At Bloomberg Businessweek, Vernon Silver describes the unraveling of encrypted blacklists used to monitor instant messages in the Chinese version of Skype, which is produced as a joint venture between Microsoft and Chinese wireless Internet company Tom Online.
[…] Knockel, a bearded, yoga-practicing son of a retired U.S. Air Force officer, has repeatedly beaten the ever-changing encryption that cloaks Skype’s Chinese service. This has allowed him to compile for the first time the thousands of terms—such as “Amnesty International” and “Tiananmen”—that prompt Skype in China to intercept typed messages and send copies to its computer servers in the country. Some messages are blocked altogether. […]
Recent additions include phrases with the word “Ferrari,” a reference to the March 2012 car-crash death of a Communist Party leader’s son, and “723,” a reference to the July 23, 2011, date of a train crash that killed 40 people. Knockel says one of the most surprising findings is that the latest enhancement to TOM-Skype sends information about both sender and recipient to the Chinese computer servers. That means that even users of the standard Skype program outside China are subject to monitoring if they communicate with users of the Chinese version, he says. “If you are talking to someone using TOM-Skype, you yourself are being surveilled,” he says.

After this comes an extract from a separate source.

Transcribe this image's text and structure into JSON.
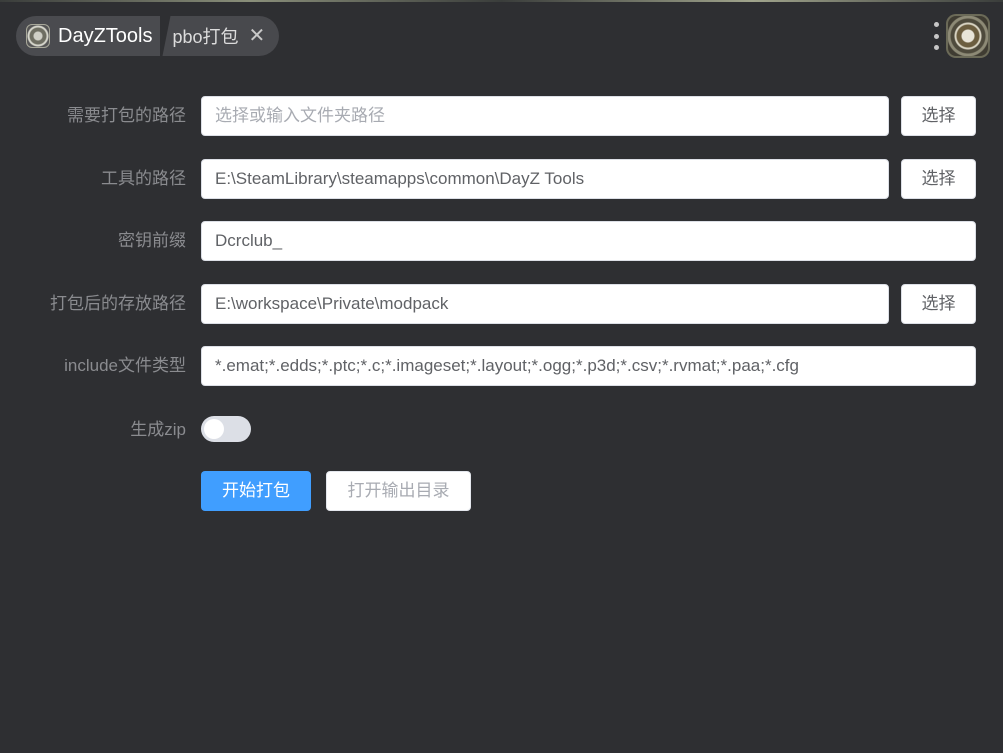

Silver reports that Microsoft has shrugged off responsibility onto its Chinese partner, stating that “as majority partner in the joint venture, TOM has established procedures to meet its obligations under local laws.”